Despite the early successes of the adoption program, the BLM has struggled to maintain acceptable herd levels, as without natural predators, herd sizes can double every four years. As of 2014, there were more than 49,000 horses and burros on BLM-managed land, exceeding the BLM's estimated "appropriate management level" (AML) by almost 22,500.

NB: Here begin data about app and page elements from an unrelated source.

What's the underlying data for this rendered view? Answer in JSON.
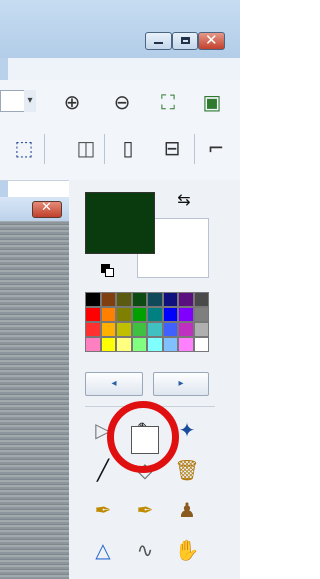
{
  "window": {
    "minimize_icon": "minimize-icon",
    "maximize_icon": "maximize-icon",
    "close_icon": "close-icon",
    "close_color": "#c8442f"
  },
  "toolbar1": {
    "icons": [
      {
        "name": "dropdown-arrow-icon",
        "glyph": "▾"
      },
      {
        "name": "zoom-in-icon",
        "glyph": "⊕"
      },
      {
        "name": "zoom-out-icon",
        "glyph": "⊖"
      },
      {
        "name": "fit-window-icon",
        "glyph": "⛶"
      },
      {
        "name": "actual-size-icon",
        "glyph": "▣"
      }
    ]
  },
  "toolbar2": {
    "icons": [
      {
        "name": "select-area-icon",
        "glyph": "⬚"
      },
      {
        "name": "flip-icon",
        "glyph": "◫"
      },
      {
        "name": "columns-icon",
        "glyph": "▯"
      },
      {
        "name": "rows-icon",
        "glyph": "⊟"
      },
      {
        "name": "crop-icon",
        "glyph": "⌐"
      }
    ]
  },
  "colors": {
    "primary": "#0a3b0f",
    "secondary": "#ffffff",
    "swap_icon": "swap-colors-icon",
    "reset_icon": "default-colors-icon",
    "palette": [
      "#000000",
      "#7f3f10",
      "#5a5a10",
      "#0e4a14",
      "#104a5a",
      "#10107f",
      "#5a107f",
      "#4a4a4a",
      "#ff0000",
      "#ff7f00",
      "#7f7f00",
      "#00a000",
      "#008080",
      "#0000ff",
      "#7f00ff",
      "#7f7f7f",
      "#ff3030",
      "#ffb000",
      "#c0c000",
      "#40c040",
      "#40c0c0",
      "#4060ff",
      "#c030c0",
      "#b0b0b0",
      "#ff80c0",
      "#ffff00",
      "#ffff80",
      "#80ff80",
      "#80ffff",
      "#80c0ff",
      "#ff80ff",
      "#ffffff"
    ],
    "prev_icon": "palette-prev-icon",
    "next_icon": "palette-next-icon"
  },
  "tools": [
    {
      "name": "arrow-tool-icon",
      "glyph": "▷"
    },
    {
      "name": "color-picker-tool-icon",
      "glyph": "✎"
    },
    {
      "name": "magic-wand-tool-icon",
      "glyph": "✦"
    },
    {
      "name": "line-tool-icon",
      "glyph": "╱"
    },
    {
      "name": "eraser-tool-icon",
      "glyph": "◇"
    },
    {
      "name": "spray-tool-icon",
      "glyph": "🗑"
    },
    {
      "name": "brush-tool-icon",
      "glyph": "✒"
    },
    {
      "name": "brush-plus-tool-icon",
      "glyph": "✒"
    },
    {
      "name": "stamp-tool-icon",
      "glyph": "♟"
    },
    {
      "name": "drop-tool-icon",
      "glyph": "△"
    },
    {
      "name": "smudge-tool-icon",
      "glyph": "∿"
    },
    {
      "name": "hand-tool-icon",
      "glyph": "✋"
    }
  ],
  "highlight_color": "#e01010"
}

The Bureau of Land Management has implemented several programs and has developed partnerships as part of their management plan for preserving wild burros and horses in the United States. There are several herds of horses and burros roaming free on 26.9 million acres of range spread out in ten western states. It is essential to maintain a balance that keeps herd management land and animal population healthy. Some programs and partnerships include the Mustang Heritage Foundation, U.S. Border Patrol, Idaho 4H, Napa Mustang Days and Little Book Cliffs Darting Team. These partnerships help with adoption and animal population as well as education and raising awareness about wild horses and burros.
In 2009, BLM opened Renewable Energy Coordination Offices in order to approve and oversee wind, solar, biomass, and geothermal projects on BLM-managed lands. The offices were located in the four states where energy companies had shown the greatest interest in renewable energy development: Arizona, California, Nevada, and Wyoming.
|Directors of the BLM 1946–present|
|Fred W. Johnson||1946–1948|
|Burton W. Silcock||1971–1973|
|Robert F. Burford||1981–1989|
1994 – 1996
|Robert Abbey||2009 – 2012|
|Mike Pool||2012–2013 (acting)|
|Neil Kornze||2013 (acting)|
|Kristin Bail||2017 (acting)|
|Michael Nedd||2017 (acting)|
|Brian Steed||2017–2019 (acting)|
|William Perry Pendley||2019–2021 (acting)|
|Nada Wolff Culver||2021 (acting)|
((cite web)): CS1 maint: bot: original URL status unknown (link)